As national regulators are increasingly opening up the access to airspace for Remotely Piloted Aircraft Systems (RPAS), the number of RPAS operations is rising dramatically in recent years. However, one cannot be blind to the fact that besides all the advantages offered by RPAS, this new technology also brings with it some serious threats related to the safety, privacy and security of the citizens. A regulatory framework for managing the RPAS operations can only be credible if there is a means of policing the access to airspace, which means that it must be possible to detect illegal operations. The European Commission noted this discrepancy between on one hand strict rules for access to airspace and on the other hand a poor capability to detect illegal operations. Therefore, they decided to fund the SafeShore project, which focuses on the detection of threat agents like RPAS in a marine border surveillance scenario. The main objective of the SafeShore project is to cover existing gaps in coastal border surveillance, increasing internal security by preventing cross-border crime such as trafficking in human beings and the smuggling of drugs. It is designed to be integrated with existing systems and create a continuous detection line along the border. One of the treats to the maritime coast are small RPAS, which can carry explosives, or which can be used for smuggling drugs, boats and human intruders on the sea shore. Mini-RPAS can be launched from maritime platforms such as yachts. Their low cost and very small signature makes them a favorite platform for smugglers and terrorists. The mini-RPAS Radar Cross Section is too small to be detected by the regular coastal radars, which is where SafeShore comes in.

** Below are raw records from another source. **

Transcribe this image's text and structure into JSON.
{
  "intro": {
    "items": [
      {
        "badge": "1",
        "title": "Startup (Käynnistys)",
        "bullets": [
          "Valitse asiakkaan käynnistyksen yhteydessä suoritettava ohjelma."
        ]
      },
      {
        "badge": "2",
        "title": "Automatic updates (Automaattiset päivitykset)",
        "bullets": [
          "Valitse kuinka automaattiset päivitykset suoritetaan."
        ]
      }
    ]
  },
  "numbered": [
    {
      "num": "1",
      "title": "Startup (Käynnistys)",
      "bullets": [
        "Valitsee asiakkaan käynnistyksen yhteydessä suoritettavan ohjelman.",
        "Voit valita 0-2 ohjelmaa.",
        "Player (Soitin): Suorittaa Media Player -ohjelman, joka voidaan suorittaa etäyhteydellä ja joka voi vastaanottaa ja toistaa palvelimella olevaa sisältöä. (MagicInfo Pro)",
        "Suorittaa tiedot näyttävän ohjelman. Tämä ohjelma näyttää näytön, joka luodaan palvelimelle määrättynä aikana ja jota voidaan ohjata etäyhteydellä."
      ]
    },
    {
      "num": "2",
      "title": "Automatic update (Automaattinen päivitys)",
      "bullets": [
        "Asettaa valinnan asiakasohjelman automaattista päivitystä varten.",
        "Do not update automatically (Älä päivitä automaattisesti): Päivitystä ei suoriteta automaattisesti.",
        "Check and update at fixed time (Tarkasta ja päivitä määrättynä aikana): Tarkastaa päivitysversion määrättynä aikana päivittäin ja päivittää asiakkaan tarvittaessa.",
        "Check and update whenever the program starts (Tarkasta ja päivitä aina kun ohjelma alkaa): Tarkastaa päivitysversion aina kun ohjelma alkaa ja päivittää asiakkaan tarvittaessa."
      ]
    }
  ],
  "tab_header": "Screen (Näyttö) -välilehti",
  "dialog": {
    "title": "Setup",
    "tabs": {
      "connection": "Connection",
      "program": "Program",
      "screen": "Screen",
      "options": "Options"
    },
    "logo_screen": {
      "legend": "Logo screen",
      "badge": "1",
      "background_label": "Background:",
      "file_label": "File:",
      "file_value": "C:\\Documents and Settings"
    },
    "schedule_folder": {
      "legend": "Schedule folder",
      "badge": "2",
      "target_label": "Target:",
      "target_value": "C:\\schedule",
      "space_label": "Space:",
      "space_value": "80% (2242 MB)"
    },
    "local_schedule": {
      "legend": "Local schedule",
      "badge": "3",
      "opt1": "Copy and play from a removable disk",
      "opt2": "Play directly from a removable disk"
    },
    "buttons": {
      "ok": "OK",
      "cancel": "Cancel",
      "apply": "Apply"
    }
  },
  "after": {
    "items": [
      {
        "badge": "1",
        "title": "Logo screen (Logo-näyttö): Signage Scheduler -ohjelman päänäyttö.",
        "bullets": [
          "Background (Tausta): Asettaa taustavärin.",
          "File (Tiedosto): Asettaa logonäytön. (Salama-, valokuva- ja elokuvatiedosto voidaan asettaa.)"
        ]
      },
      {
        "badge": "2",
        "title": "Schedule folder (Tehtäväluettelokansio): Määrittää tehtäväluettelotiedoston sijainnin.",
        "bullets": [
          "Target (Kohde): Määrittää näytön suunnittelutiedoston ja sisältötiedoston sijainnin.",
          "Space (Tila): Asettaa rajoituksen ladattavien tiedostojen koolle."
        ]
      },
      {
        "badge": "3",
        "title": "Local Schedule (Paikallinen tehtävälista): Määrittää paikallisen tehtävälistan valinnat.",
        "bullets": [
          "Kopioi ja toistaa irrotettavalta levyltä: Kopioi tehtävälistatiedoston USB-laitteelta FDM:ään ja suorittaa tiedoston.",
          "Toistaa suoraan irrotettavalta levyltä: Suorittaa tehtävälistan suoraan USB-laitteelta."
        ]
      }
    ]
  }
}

The Kick-Off meeting of the SafeShore Project is taking place at the Royal Military Academy in Brussels, Belgium on 20 & 21 June 2016, back-to-back with the RPAS 2016 conference on 22 & 23 June 2016 at the same location.